After the death of Croatian King Stjepan Držislav in 997, an ally of the Byzantine Empire, who ruled in the last three decades of the 10th century and was recognized by Byzantine emperor as the king of Croatia and Dalmatia, his eldest son and successor Svetoslav Suronja continued the pro-Byzantine policy, but his younger sons Krešimir and Gojslav started to organize a rebellion. With the aid of Bulgarian emperor Samuil, Krešimir and Gojslav managed to remove Svetoslav Suronja from the Croatian throne in 1000 and forced him to seek refuge in Venice.

At the same time, Doge Pietro II Orseolo prepared Venetian forces to take control over Dalmatian cities that were part of the Byzantine Empire, Croatia, and Narentines. Since the maritime city populations were mostly Latin, the majority of cities welcomed the Venetian ruler, but some of them did not. In particular, the island of Lastovo fiercely resisted the Venetian incursion.

Siege

Before the siege, the island of Lastovo was part of the Theme of Dalmatia, ceded from the Byzantine Empire to the Kingdom of Croatia.

The exact date of the siege of Lastovo is not known. According to John the Deacon, Orseolo's chronicler, the doge attended the Holy Mass on Ascension Day (9 May 1000) in Venice. Then he led his fleet towards Grado to visit the patriarch and on 11 May he sailed southwards.

As the fleet reached Lastovo, the residents of the town did not welcome it, but waited behind the city walls, ready to resist. Orseolo ordered them to surrender but they refused, so he started to attack the town. His troops besieged it, trying to break the town gate as well as to seize the towers of the wall. They succeeded in capturing the tower with the water cistern, which was a big setback for the remaining defenders. Finally they were forced to surrender and to lay down their weapons. The doge spared their lives, but gave the order to his soldiers to destroy the defensive walls and to burn down the town. The citizens were moved away to the other side of the island, where they built a new settlement.

Aftermath

Pietro II Orseolo subjected Lastovo to Venetian authority. Then he moved further with his fleet towards Dubrovnik, whose dignitaries showed loyalty to him, and returned subsequently to Venice. He started to carry the title of Dux Dalmatianorum (Duke of the Dalmatians).

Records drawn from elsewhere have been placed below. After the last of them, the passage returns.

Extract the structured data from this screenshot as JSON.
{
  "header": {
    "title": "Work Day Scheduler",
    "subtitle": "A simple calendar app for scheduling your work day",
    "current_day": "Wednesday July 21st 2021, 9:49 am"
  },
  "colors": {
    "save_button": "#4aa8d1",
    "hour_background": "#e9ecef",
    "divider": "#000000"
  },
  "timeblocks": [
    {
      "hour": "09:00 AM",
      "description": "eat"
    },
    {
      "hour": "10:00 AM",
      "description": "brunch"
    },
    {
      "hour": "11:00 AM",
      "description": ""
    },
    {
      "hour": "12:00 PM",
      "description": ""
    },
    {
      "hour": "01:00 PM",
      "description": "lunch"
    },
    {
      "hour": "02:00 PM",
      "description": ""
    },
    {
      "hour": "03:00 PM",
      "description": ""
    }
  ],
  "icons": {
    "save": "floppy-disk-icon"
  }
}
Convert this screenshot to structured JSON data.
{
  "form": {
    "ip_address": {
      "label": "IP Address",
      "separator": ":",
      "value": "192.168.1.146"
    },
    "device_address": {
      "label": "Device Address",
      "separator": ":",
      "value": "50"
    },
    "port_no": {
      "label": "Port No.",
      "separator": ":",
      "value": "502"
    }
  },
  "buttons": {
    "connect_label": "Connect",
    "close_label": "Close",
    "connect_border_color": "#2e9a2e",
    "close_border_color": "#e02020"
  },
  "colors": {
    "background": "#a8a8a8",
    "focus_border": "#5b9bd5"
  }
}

For the next few decades, the island of Lastovo remained a Venetian possession. It came back and stayed under Croatian rule during the reign of King Stjepan I (ruled 1030-1058) and his successors. In 1252 the residents of Lastovo decided to join the Community of Dubrovnik (ital. Ragusa), (later Republic of Dubrovnik).

See also

References

External links